On the Ellen DeGeneres show the other day there was a mother with type 1 diabetes and her 11 year old daughter. The woman was driving on the highway with her daughter and son when her blood sugar started to drop. They were going 80 miles an hour. The 11 year old had to reach over her mother and press on the brake with her hands as well as steer the car to the side of the road. She then called 911 and we could hear her crying as she spoke to the operator saying she needed help for her mother whose blood sugar was low. Ellen was very proud of the girl and gave her a new computer and cell phone and I was angry. I love the Ellen show. I don’t watch it very much any more, but when we’ve had a long day and I’m too worn out to do any writing, sometimes I sit on the couch after the boys are in bed with my low-sugar hot chocolate and I watch Ellen. Watching this woman with diabetes marvel at her daughter made me angry. She made no disclaimers about how that had never happened before, about how she had an excellent driving record or how she usually tests her blood before she gets in the car. (I’m projecting, I have no idea if this woman takes good care of herself or not) When she made her daughter look like a hero, the rest of us looked incompetent.

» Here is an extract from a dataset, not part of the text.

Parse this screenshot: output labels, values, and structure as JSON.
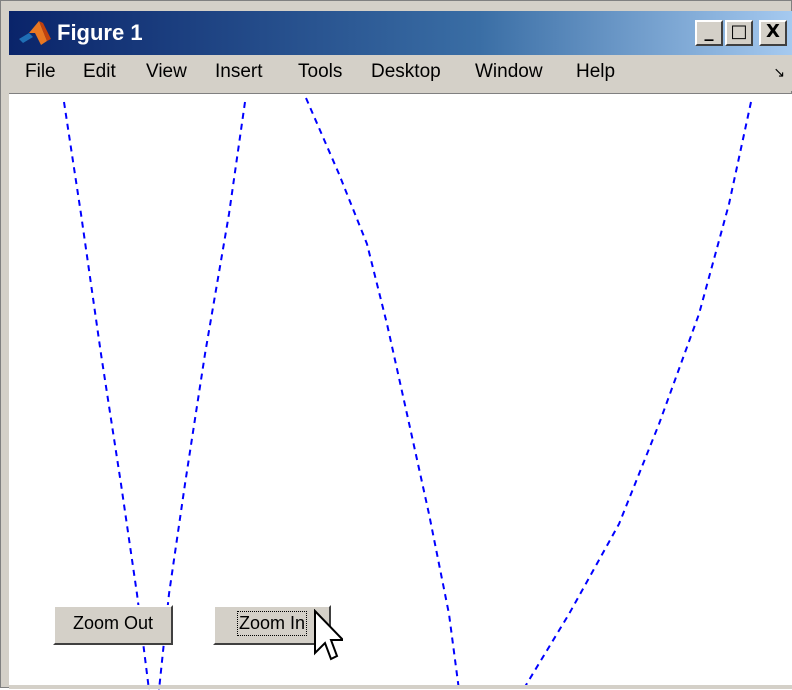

Her story took me back to the day I took my drivers test. I was so excited, sure I’d be leaving the DMV that day with a license in my hands, sure I’d be driving myself and my friends to the movies every weekend. Instead, I walked out in tears. The DMV sent me home and said I needed to return with a letter from my doctor proving I was in good health. I was devastated.

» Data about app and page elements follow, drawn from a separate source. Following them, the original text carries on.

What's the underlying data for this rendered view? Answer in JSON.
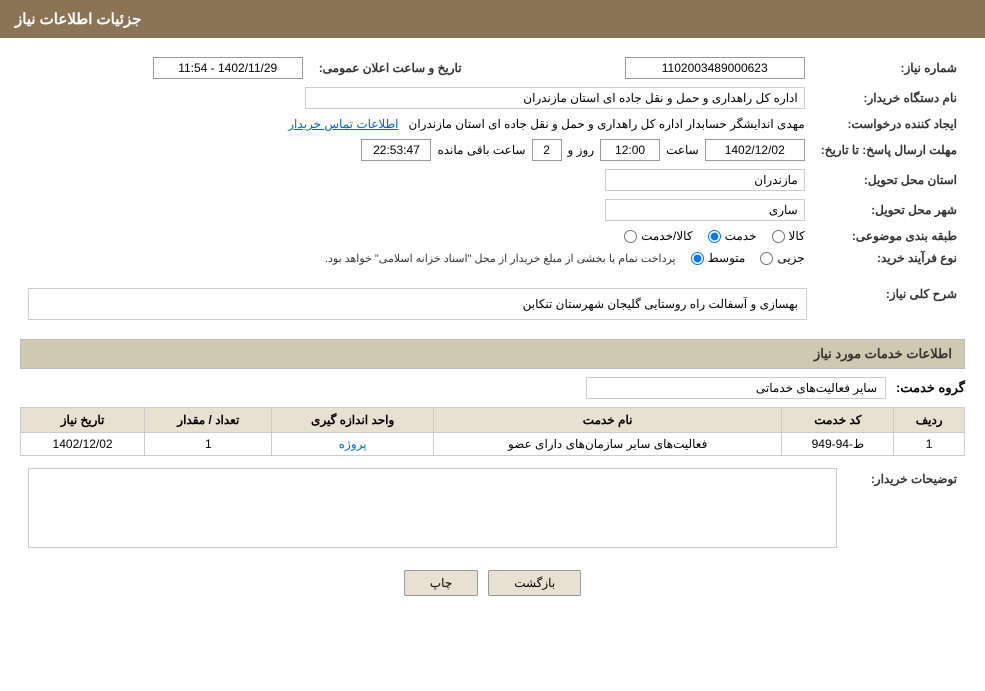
{
  "header": {
    "title": "جزئیات اطلاعات نیاز"
  },
  "fields": {
    "need_number_label": "شماره نیاز:",
    "need_number_value": "1102003489000623",
    "date_label": "تاریخ و ساعت اعلان عمومی:",
    "date_value": "1402/11/29 - 11:54",
    "org_name_label": "نام دستگاه خریدار:",
    "org_name_value": "اداره کل راهداری و حمل و نقل جاده ای استان مازندران",
    "requester_label": "ایجاد کننده درخواست:",
    "requester_value": "مهدی اندایشگر حسابدار اداره کل راهداری و حمل و نقل جاده ای استان مازندران",
    "contact_link": "اطلاعات تماس خریدار",
    "deadline_label": "مهلت ارسال پاسخ: تا تاریخ:",
    "deadline_date": "1402/12/02",
    "deadline_time": "12:00",
    "deadline_days": "2",
    "deadline_remaining": "22:53:47",
    "deadline_time_label": "ساعت",
    "deadline_days_label": "روز و",
    "deadline_remaining_label": "ساعت باقی مانده",
    "province_label": "استان محل تحویل:",
    "province_value": "مازندران",
    "city_label": "شهر محل تحویل:",
    "city_value": "ساری",
    "category_label": "طبقه بندی موضوعی:",
    "category_options": [
      "کالا",
      "خدمت",
      "کالا/خدمت"
    ],
    "category_selected": "خدمت",
    "purchase_type_label": "نوع فرآیند خرید:",
    "purchase_options": [
      "جزیی",
      "متوسط"
    ],
    "purchase_note": "پرداخت تمام یا بخشی از مبلغ خریدار از محل \"اسناد خزانه اسلامی\" خواهد بود.",
    "description_label": "شرح کلی نیاز:",
    "description_value": "بهسازی و آسفالت راه روستایی گلیجان شهرستان تنکابن",
    "services_section": "اطلاعات خدمات مورد نیاز",
    "service_group_label": "گروه خدمت:",
    "service_group_value": "سایر فعالیت‌های خدماتی",
    "table": {
      "headers": [
        "ردیف",
        "کد خدمت",
        "نام خدمت",
        "واحد اندازه گیری",
        "تعداد / مقدار",
        "تاریخ نیاز"
      ],
      "rows": [
        {
          "row": "1",
          "code": "ط-94-949",
          "name": "فعالیت‌های سایر سازمان‌های دارای عضو",
          "unit": "پروژه",
          "quantity": "1",
          "date": "1402/12/02"
        }
      ]
    },
    "buyer_notes_label": "توضیحات خریدار:",
    "btn_print": "چاپ",
    "btn_back": "بازگشت"
  }
}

Last October, when my sister was two month pregnant with her second child she got into a car accident because her blood sugar was low. Her 2 year old son was in the back seat. She swerved and almost hit another car and drove into the marsh. Jim Hirsch, type 1 diabetic writes in his book, Cheating Destiny about getting low while he was driving with his son in the back seat. My sister and her son were taken by ambulance to a hospital to be examined, everyone was fine but her car was totaled and it gave her a terrible scare. I told my sister that she needed to test her blood sugar every time she got in the car. It’s so important! I urged.

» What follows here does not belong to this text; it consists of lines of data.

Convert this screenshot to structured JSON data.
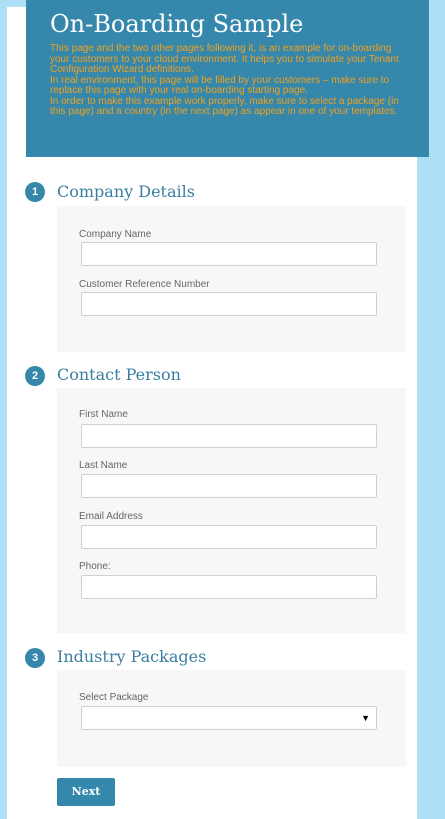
{
  "header": {
    "title": "On-Boarding Sample",
    "description": [
      "This page and the two other pages following it, is an example for on-boarding your customers to your cloud environment. It helps you to simulate your Tenant Configuration Wizard definitions.",
      "In real environment, this page will be filled by your customers – make sure to replace this page with your real on-boarding starting page.",
      "In order to make this example work properly, make sure to select a package (in this page) and a country (in the next page) as appear in one of your templates."
    ]
  },
  "sections": {
    "company": {
      "num": "1",
      "title": "Company Details",
      "fields": [
        "Company Name",
        "Customer Reference Number"
      ]
    },
    "contact": {
      "num": "2",
      "title": "Contact Person",
      "fields": [
        "First Name",
        "Last Name",
        "Email Address",
        "Phone:"
      ]
    },
    "industry": {
      "num": "3",
      "title": "Industry Packages",
      "select_label": "Select Package",
      "select_value": ""
    }
  },
  "next_label": "Next",
  "icons": {
    "dropdown": "chevron-down-icon"
  },
  "colors": {
    "accent": "#3588ab",
    "header_text": "#f1a020",
    "background": "#ade0f7"
  }
}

The other day I was a chaperone for my kid’s field trip to the local strawberry patch. I drove Miles, his classmate Michael and his teacher Miss Diana in our car. I’d hurried around that morning, getting everyone dressed and fed, taking a shower,and trying to make it to the school on time then we piled in cars and drove 20 minutes to the strawberry patch. As soon as I got out of the car, I knew there was something wrong. I checked my bag for sugar and found just four melted skittles in the bottom of my purse. Panicked, I looked around, there was a soda machine but it was locked until the farm officially opened, a half hour from now. My vision was blurring and I was in charge of Miles and Michael and what would I do? I’d driven over the biggest bridge in South Carolina with a child that was not mine and my blood sugar was low. I was shamed and saddened. Miles and I hurried toward the strawberries and I pulled one after the other, crouching down at his height, hiding myself from the other parents behind my son, and ate the berries until I could see again. When the field trip was over, I tested my blood sugar before we got back in the car and was relieved to see it was 80. We were safe to drive.
Resources: When you are driving always remember to: check blood sugar before you get in the driver’s seat, carry sugar, pull over immediately if you feel funny, and carry diabetes ID in your car or wallet. Here is some good information about diabetes and driving.